Anyone watch the 17th episode in the second season of South Park, the TV cartoon? It’s a must-see for any strategist, whether aspiring or experienced. In it, there is a short sequence describing how a group of gnomes is running an underpants business. “Phase 1,” intones the lead gnome, “is collect underpants.” Then, “phase 3 is profit.” When asked about phase 2, silence ensues. I like to think of it as a metaphor for digital strategy.
The dot-com boom and associated proliferation of startups with nonsensical business models and flimsy value propositions may well be what inspired the South Park creative team (the episode aired in April 1998). But what is striking to me, 20 years on, is how in just 35 quick seconds, “collect underpants” displays the all-too-common hallmarks of an inadequate strategy:
- It’s vague.
- It lacks a higher purpose.
- It is not understood by staff.
- It is only descriptive.
- And, not included in the clip but based on recent personal experience of working with clients on their digital strategy, I would add: It has an inordinate focus on technology.
So, how do you build (or refresh, or simply recognize) a good digital strategy? From the likes of Simon Sinek to the academics at the Massachusetts Institute of Technology’s MIT Sloan Management Review, a lot of ink (digital or otherwise) and video content have been dedicated to answering that, and to delivering results. There are even an online quiz and a nifty buzzword generator that will help keep you honest.
To get started, I suggest you simply to take the five issues listed above, and, one by one, turn them on their head.
1. Vagueness? Go for clarity.
Make the strategy precise rather than hazy. To do this, include numbers and dates (at a minimum, use time horizons, such as short, medium and long terms). It will set expectations and mobilize the team behind the plan.

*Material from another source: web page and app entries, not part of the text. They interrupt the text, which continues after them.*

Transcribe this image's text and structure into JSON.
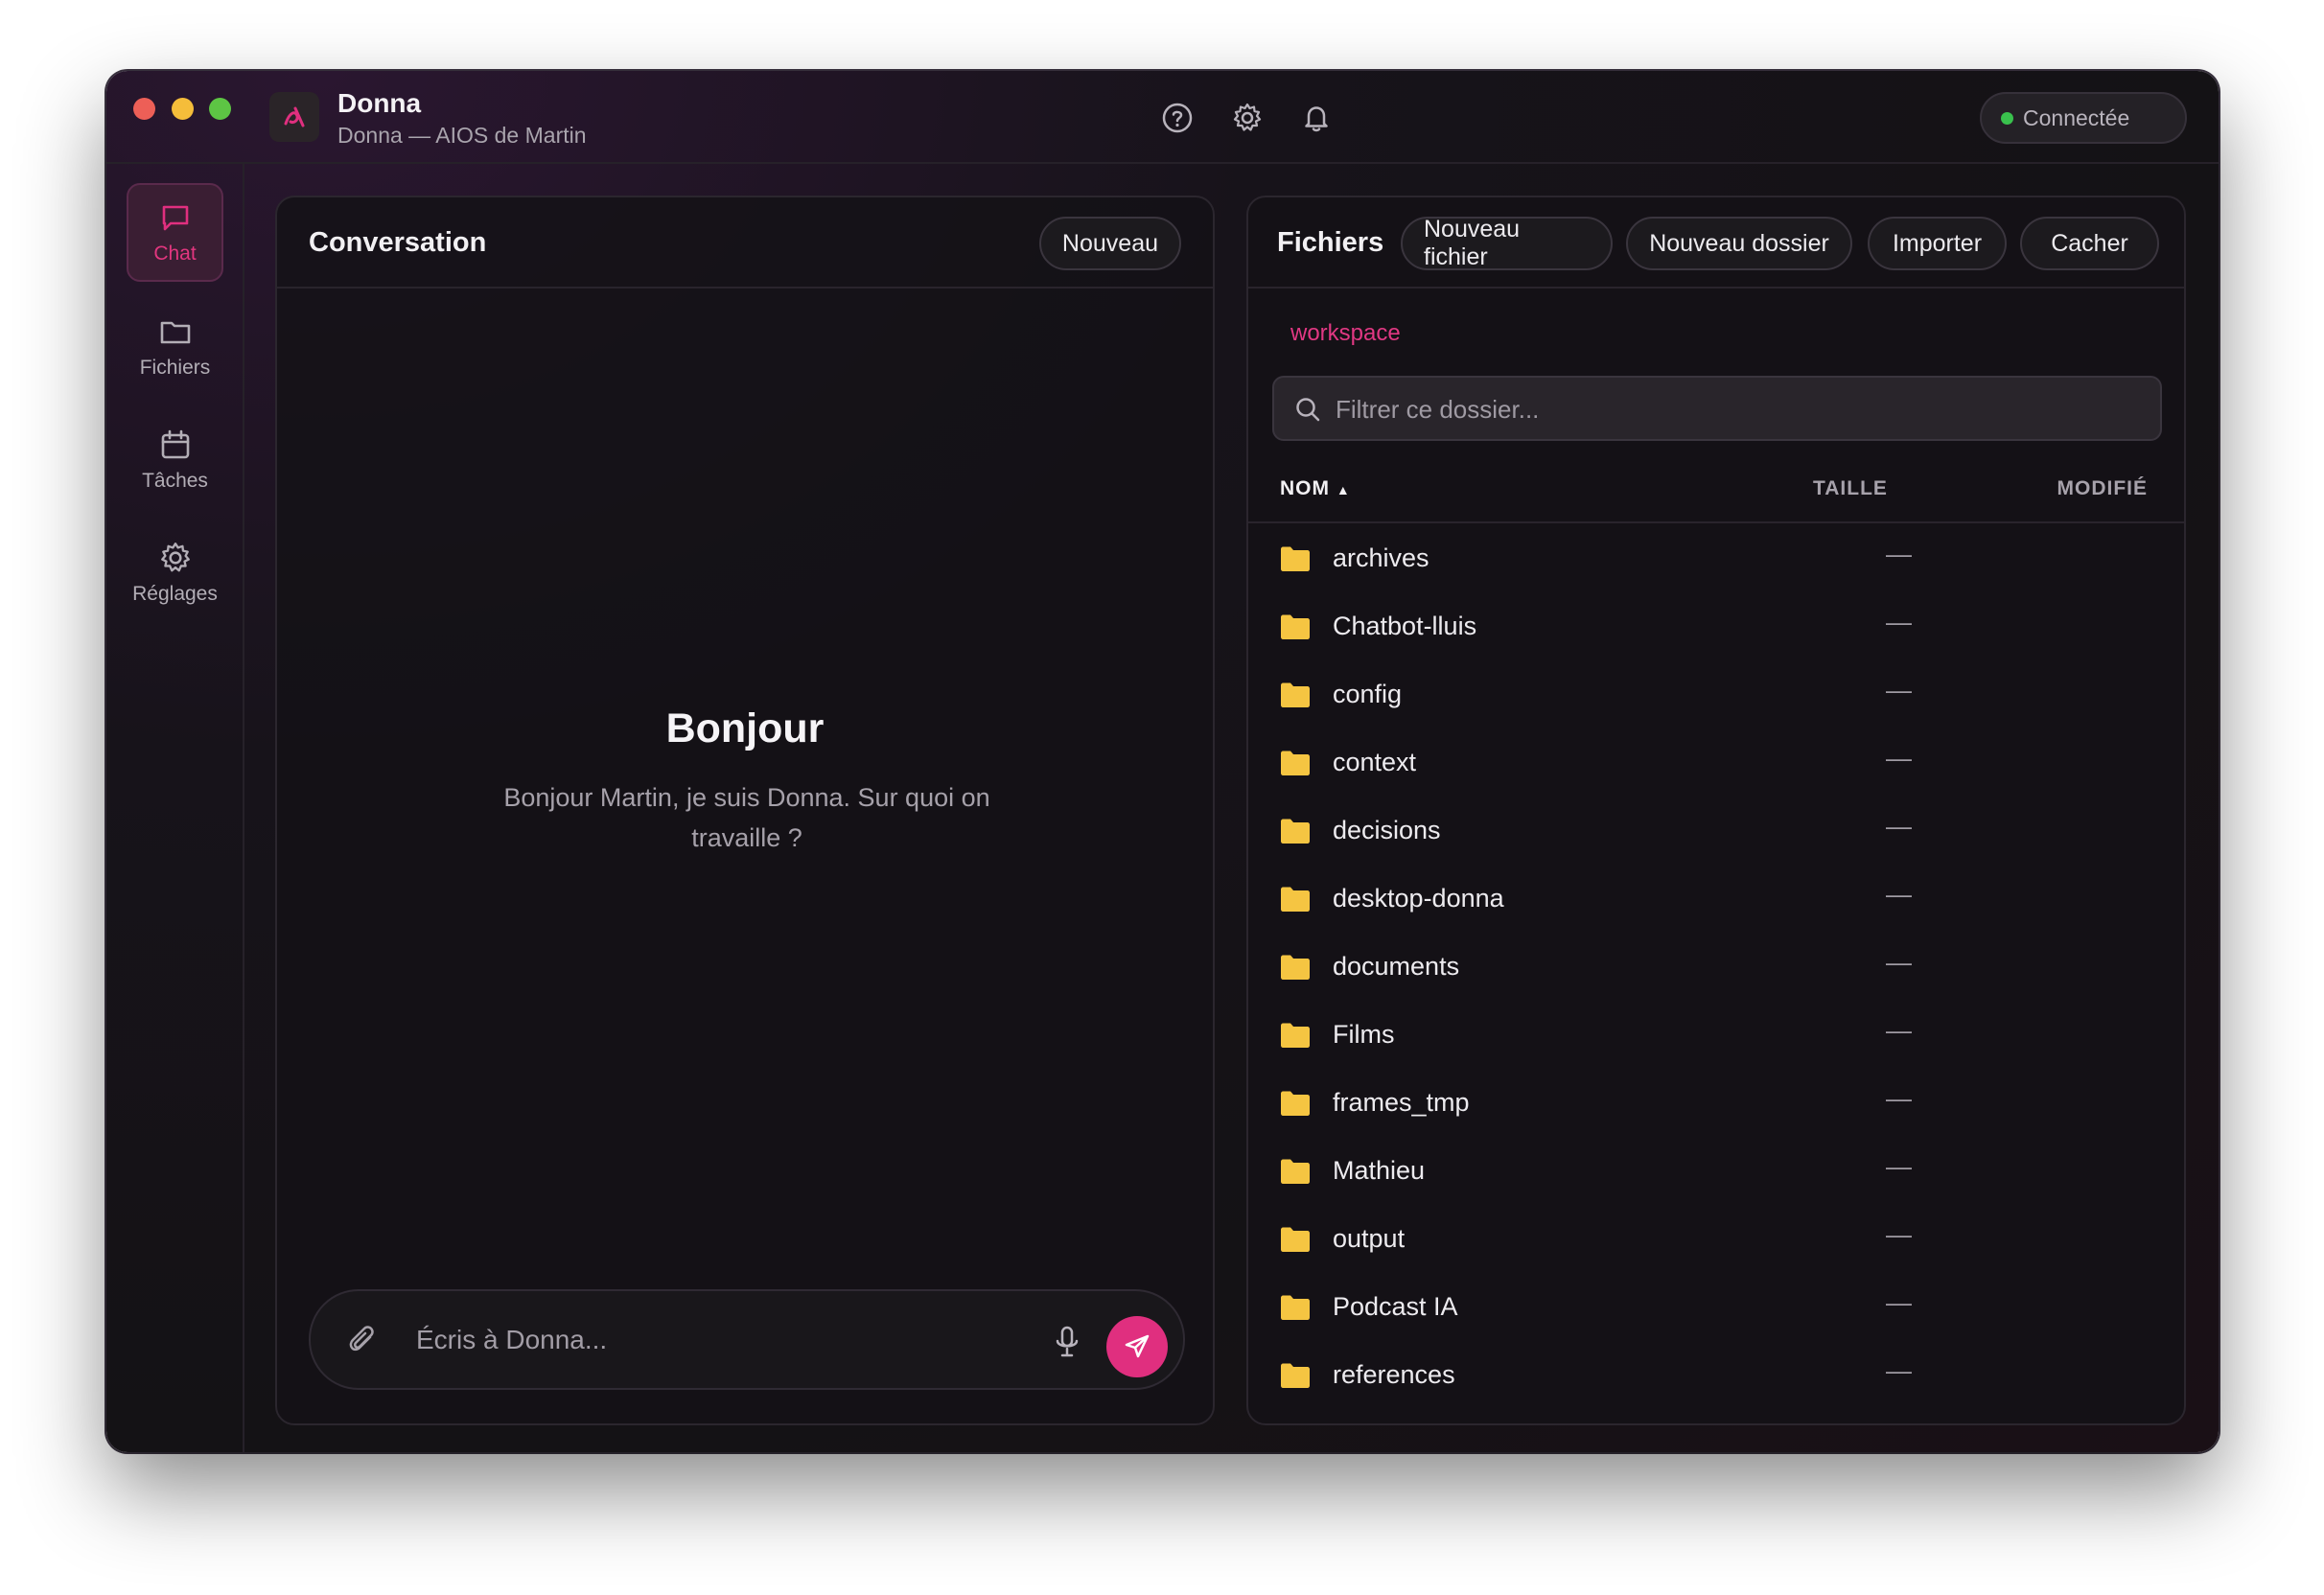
{
  "app": {
    "title": "Donna",
    "subtitle": "Donna — AIOS de Martin",
    "status": "Connectée",
    "accent": "#e02f7f",
    "status_color": "#39c14d"
  },
  "titlebar_icons": [
    "help-icon",
    "settings-icon",
    "bell-icon"
  ],
  "sidebar": {
    "items": [
      {
        "label": "Chat",
        "icon": "chat-bubble-icon",
        "active": true
      },
      {
        "label": "Fichiers",
        "icon": "folder-icon",
        "active": false
      },
      {
        "label": "Tâches",
        "icon": "calendar-icon",
        "active": false
      },
      {
        "label": "Réglages",
        "icon": "gear-icon",
        "active": false
      }
    ]
  },
  "conversation": {
    "title": "Conversation",
    "new_label": "Nouveau",
    "greeting": "Bonjour",
    "greeting_sub": "Bonjour Martin, je suis Donna. Sur quoi on travaille ?",
    "input_placeholder": "Écris à Donna..."
  },
  "files": {
    "title": "Fichiers",
    "actions": {
      "new_file": "Nouveau fichier",
      "new_folder": "Nouveau dossier",
      "import": "Importer",
      "hide": "Cacher"
    },
    "breadcrumb": "workspace",
    "filter_placeholder": "Filtrer ce dossier...",
    "columns": {
      "name": "NOM",
      "sort_indicator": "▲",
      "size": "TAILLE",
      "modified": "MODIFIÉ"
    },
    "folder_color": "#f5c542",
    "rows": [
      {
        "name": "archives",
        "size": "—"
      },
      {
        "name": "Chatbot-lluis",
        "size": "—"
      },
      {
        "name": "config",
        "size": "—"
      },
      {
        "name": "context",
        "size": "—"
      },
      {
        "name": "decisions",
        "size": "—"
      },
      {
        "name": "desktop-donna",
        "size": "—"
      },
      {
        "name": "documents",
        "size": "—"
      },
      {
        "name": "Films",
        "size": "—"
      },
      {
        "name": "frames_tmp",
        "size": "—"
      },
      {
        "name": "Mathieu",
        "size": "—"
      },
      {
        "name": "output",
        "size": "—"
      },
      {
        "name": "Podcast IA",
        "size": "—"
      },
      {
        "name": "references",
        "size": "—"
      }
    ]
  }
}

2. Purposeless? Turn up the engagement.
Make sure there is a reason for employees, customers and partners to engage with the business — what Simon Sinek calls the why of an organization. Profit is not a purpose; it’s the consequence of doing a good job. And it certainly does not apply to public sector and third-sector players.
3. Incomprehensible? Sharpen your communication.
The balance to achieve here is simplicity without dumbing down. And it’s hard, as the point of equilibrium will be different for different audiences (investors, customers, staff). Donald Sull gives what I’ve found to be sound advice: Create a small set of strategic priorities, five to six is ideal, and communicate on these.
4. Descriptive? Show the choices.
The strategy should be both descriptive (This is what we do — collect underpants) and directive (This is what we don’t do). Being clear that choices have been made is essential: Even if you deal in underpants, strategy is not a laundry list. Some activities are off-strategy and should not be entertained.
5. Tech-obsessed? Focus on customer outcomes.
All too often, the outcomes of that great digital technology we’ve invested in are forgotten, in terms of benefits to users and customers. Put yourself in the shoes of the customer and check that the strategy makes a difference to them.
Covering these five issues does not guarantee an outstandingly successful digital strategy, but it undoubtedly increases the odds. Meanwhile, I’ll continue to use the “Collect underpants” clip regularly when I train or present on strategy. It’s served me well in the past 10 years, drawing a smile and chuckles from my audience, and I’ll bet it will remain relevant for at least the next 10.